China Eases Capital Controls
The easing of capital controls is said to follow a boost in confidence, but more likely the currency controls were eased because they were hurting confidence. Whether they work or not, capital controls are a sign of weakness, not strength.
With less incentive for capital flight and the economy on steadier footing, China’s foreign exchange reserves have clawed back above the closely watched $3 trillion level.
Premier Li Keqiang said on Tuesday that market confidence in the yuan has significantly improved, Xinhua news agency reported.
As of last week, the People’s Bank of China (PBOC) is no longer demanding that banks match outflows with equal inflows, the sources said.
…”This particular move won’t help on real M&A deals…It’s like the brakes aren’t totally locked up any more, but the foot is still on the brake pedal pretty hard,” said Burch.
iFeng: 媒体：央行适当放松跨境资金管理 收付限制不严格执行
A foreign-line trader believes that regulation may also be due to the implementation of the challenges or business complaints, because the foreign exchange situation is still quite tight, capital outflow control is still very strict.
The People’s Bank of China in early January required commercial banks to stop processing cross-border yuan payments unless the banks could show at the end of every month that the amount of outbound yuan matched the sum that came in, but that restriction was scrapped from last Wednesday, said mainland banking sources who were briefed on the policy change.

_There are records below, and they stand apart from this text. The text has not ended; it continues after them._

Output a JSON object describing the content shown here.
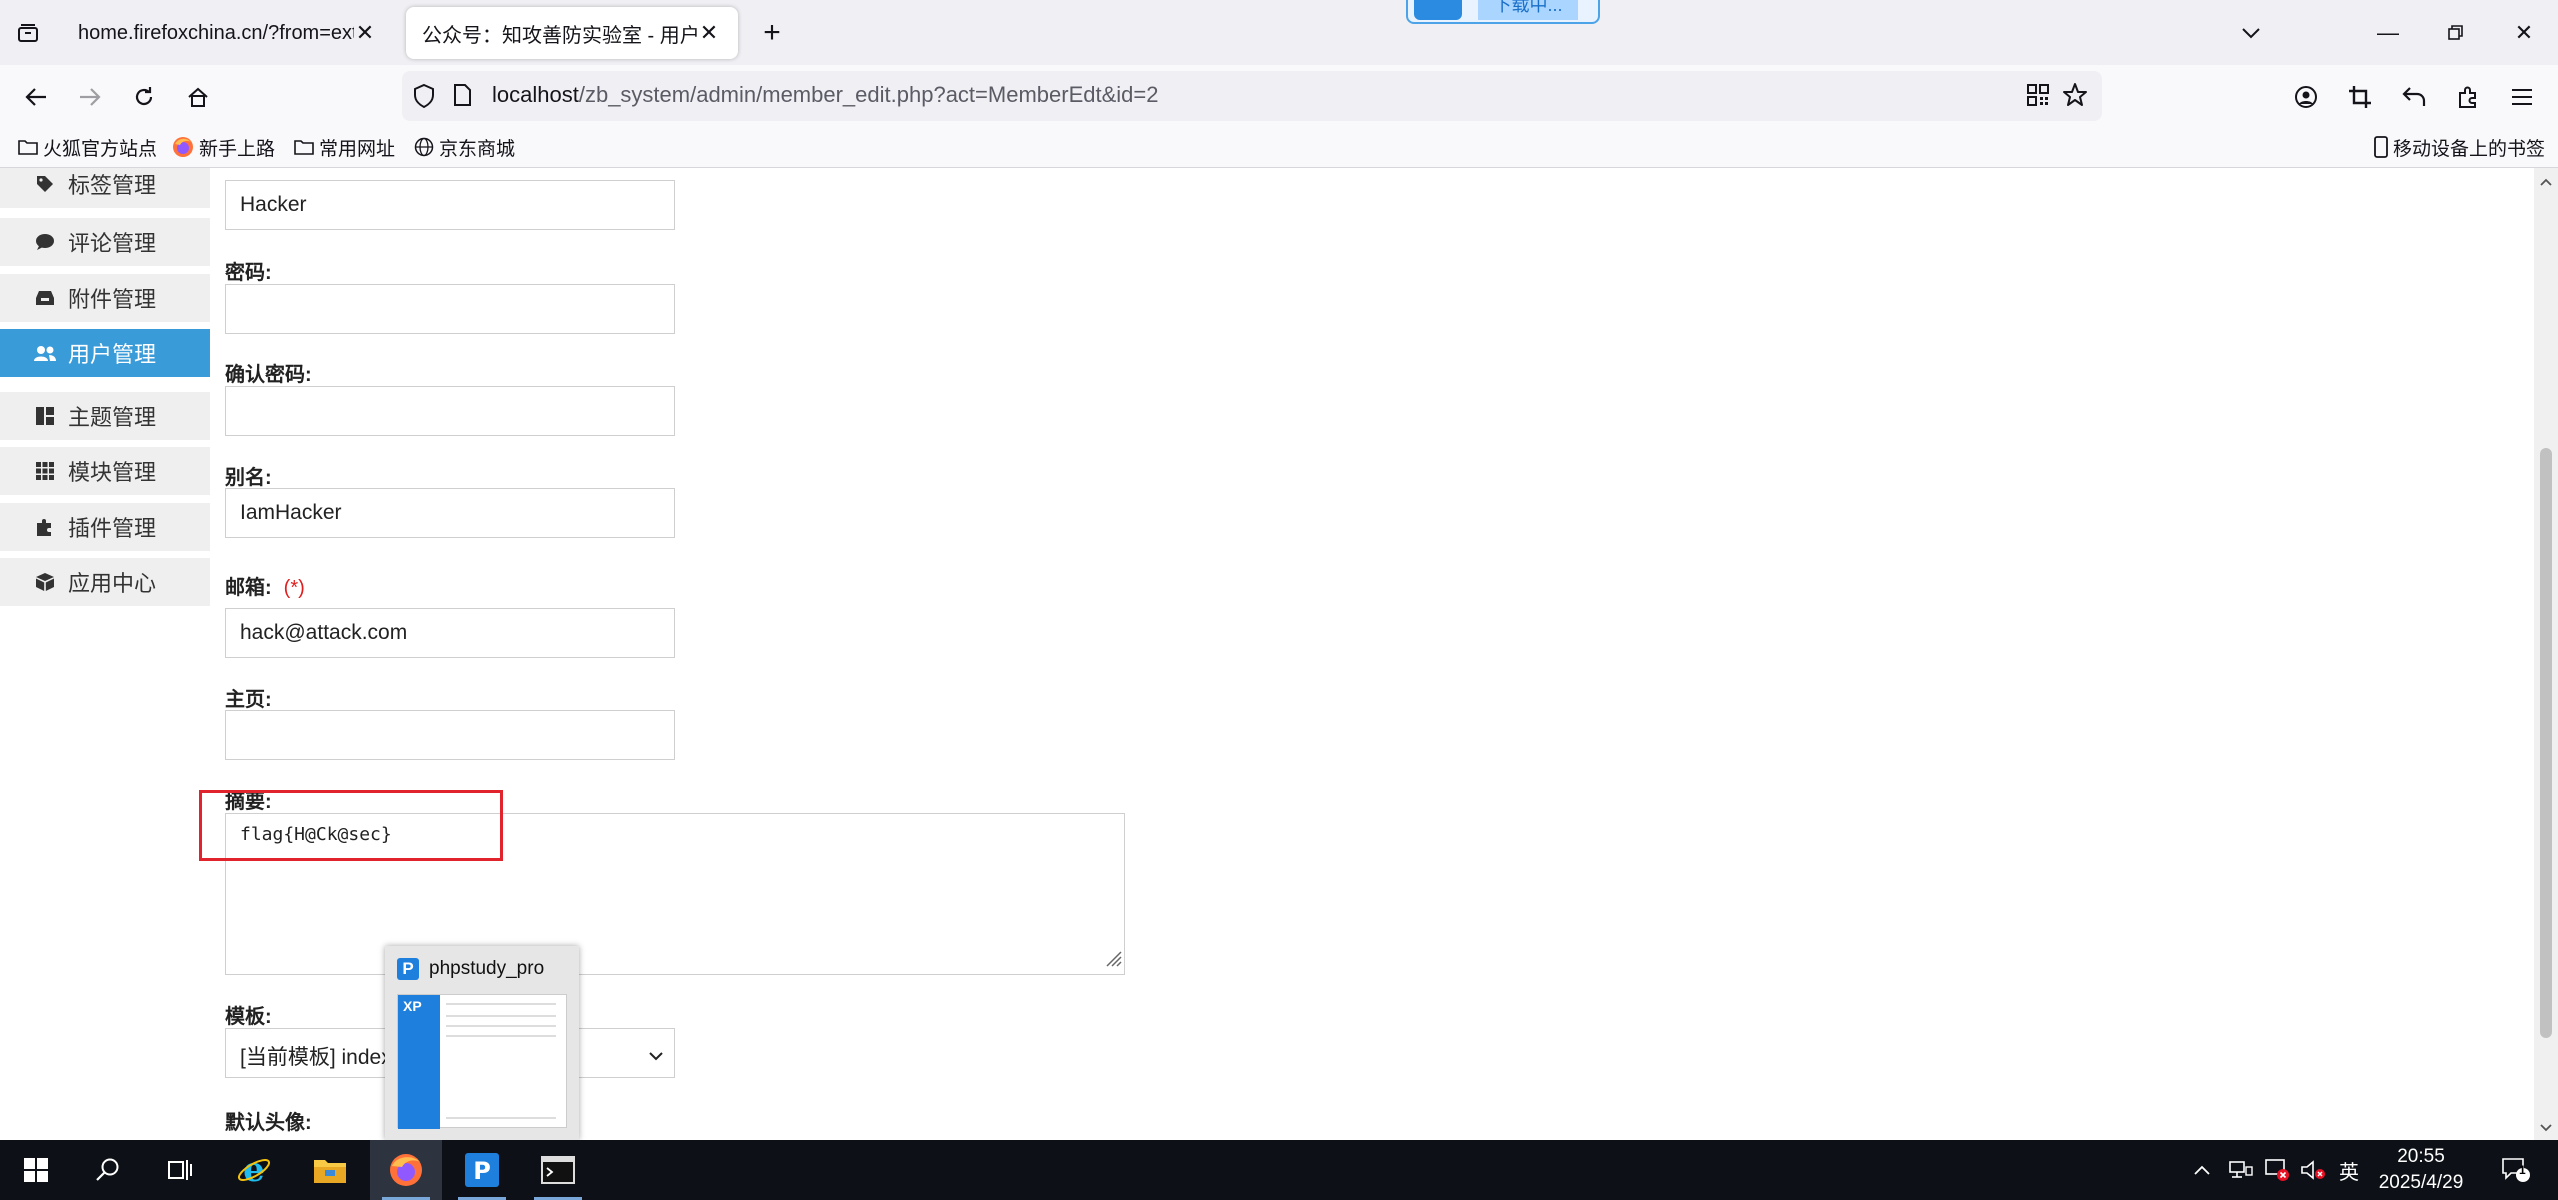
{
  "browser": {
    "tabs": [
      {
        "title": "home.firefoxchina.cn/?from=extra_start",
        "active": false
      },
      {
        "title": "公众号：知攻善防实验室 - 用户编辑",
        "active": true
      }
    ],
    "download_badge": "下载中...",
    "url_host": "localhost",
    "url_path": "/zb_system/admin/member_edit.php?act=MemberEdt&id=2",
    "bookmarks": [
      "火狐官方站点",
      "新手上路",
      "常用网址",
      "京东商城"
    ],
    "mobile_bookmarks": "移动设备上的书签"
  },
  "sidebar": {
    "items": [
      {
        "label": "标签管理",
        "icon": "tag-icon",
        "active": false
      },
      {
        "label": "评论管理",
        "icon": "comment-icon",
        "active": false
      },
      {
        "label": "附件管理",
        "icon": "inbox-icon",
        "active": false
      },
      {
        "label": "用户管理",
        "icon": "users-icon",
        "active": true
      },
      {
        "label": "主题管理",
        "icon": "layout-icon",
        "active": false
      },
      {
        "label": "模块管理",
        "icon": "grid-icon",
        "active": false
      },
      {
        "label": "插件管理",
        "icon": "puzzle-icon",
        "active": false
      },
      {
        "label": "应用中心",
        "icon": "cube-icon",
        "active": false
      }
    ]
  },
  "form": {
    "username_value": "Hacker",
    "password_label": "密码:",
    "password_value": "",
    "confirm_label": "确认密码:",
    "confirm_value": "",
    "alias_label": "别名:",
    "alias_value": "IamHacker",
    "email_label": "邮箱:",
    "required_mark": "(*)",
    "email_value": "hack@attack.com",
    "homepage_label": "主页:",
    "homepage_value": "",
    "intro_label": "摘要:",
    "intro_value": "flag{H@Ck@sec}",
    "template_label": "模板:",
    "template_value": "[当前模板] index",
    "avatar_label": "默认头像:"
  },
  "taskbar_preview": {
    "title": "phpstudy_pro",
    "logo_letter": "P",
    "thumb_logo": "XP"
  },
  "taskbar": {
    "ime": "英",
    "time": "20:55",
    "date": "2025/4/29",
    "notification_count": "1"
  },
  "colors": {
    "accent": "#3a9bd9",
    "required": "#e02020",
    "highlight": "#e0232c",
    "taskbar_bg": "#0d1117"
  }
}
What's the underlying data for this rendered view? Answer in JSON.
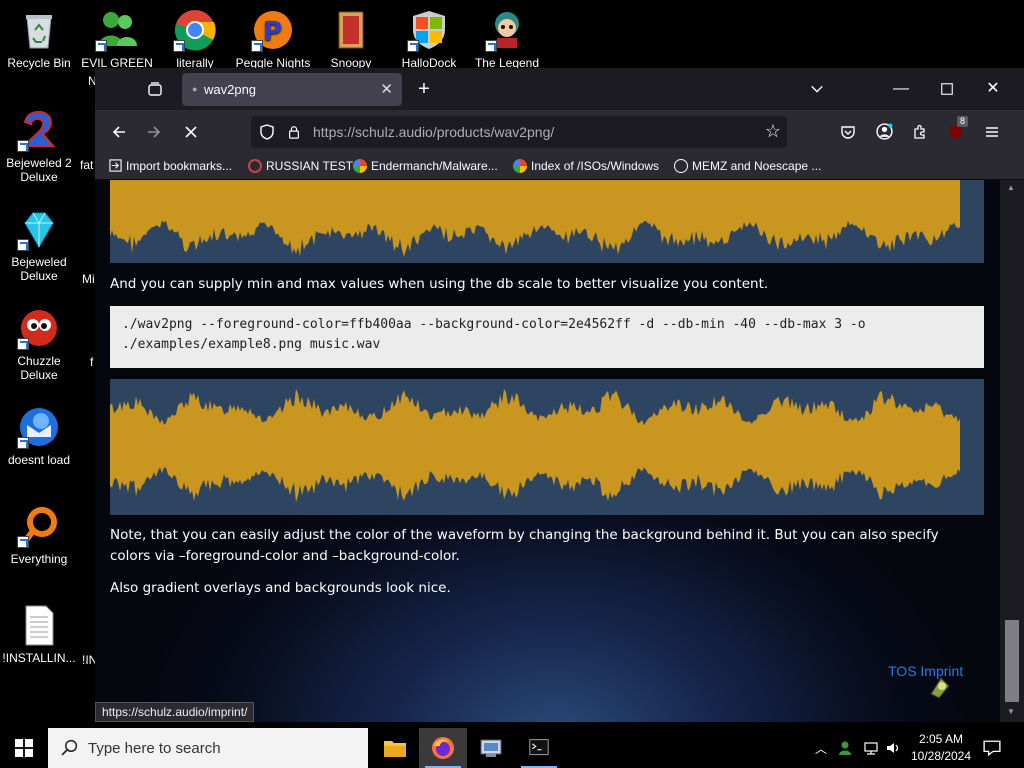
{
  "desktop": {
    "icons": [
      {
        "label": "Recycle Bin"
      },
      {
        "label": "EVIL GREEN"
      },
      {
        "label": "literally"
      },
      {
        "label": "Peggle Nights"
      },
      {
        "label": "Snoopy"
      },
      {
        "label": "HalloDock"
      },
      {
        "label": "The Legend"
      },
      {
        "label": "Bejeweled 2 Deluxe"
      },
      {
        "label": "Bejeweled Deluxe"
      },
      {
        "label": "Chuzzle Deluxe"
      },
      {
        "label": "doesnt load"
      },
      {
        "label": "Everything"
      },
      {
        "label": "!INSTALLIN..."
      }
    ],
    "partial_labels": {
      "fat": "fat",
      "mi": "Mi",
      "n": "N",
      "f": "f",
      "ni": "!IN"
    }
  },
  "browser": {
    "tab_title": "wav2png",
    "url_host": "https://schulz.audio",
    "url_path": "/products/wav2png/",
    "bookmarks": [
      {
        "label": "Import bookmarks..."
      },
      {
        "label": "RUSSIAN TEST"
      },
      {
        "label": "Endermanch/Malware..."
      },
      {
        "label": "Index of /ISOs/Windows"
      },
      {
        "label": "MEMZ and Noescape ..."
      }
    ],
    "extension_badge": "8",
    "status_link": "https://schulz.audio/imprint/"
  },
  "page": {
    "para_db": "And you can supply min and max values when using the db scale to better visualize you content.",
    "code": "./wav2png --foreground-color=ffb400aa --background-color=2e4562ff -d --db-min -40 --db-max 3 -o ./examples/example8.png music.wav",
    "para_color": "Note, that you can easily adjust the color of the waveform by changing the background behind it. But you can also specify colors via –foreground-color and –background-color.",
    "para_gradient": "Also gradient overlays and backgrounds look nice.",
    "footer_link": "TOS Imprint"
  },
  "taskbar": {
    "search_placeholder": "Type here to search",
    "time": "2:05 AM",
    "date": "10/28/2024"
  },
  "colors": {
    "waveform_fg": "#c9961f",
    "waveform_bg": "#2e4562",
    "link": "#2a7be0"
  }
}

After the policy relaxation, banks can now freely process outbound yuan payment and remittance requests from their corporate and individual clients, a move that is expected to help boost liquidity in offshore yuan markets, especially Hong Kong.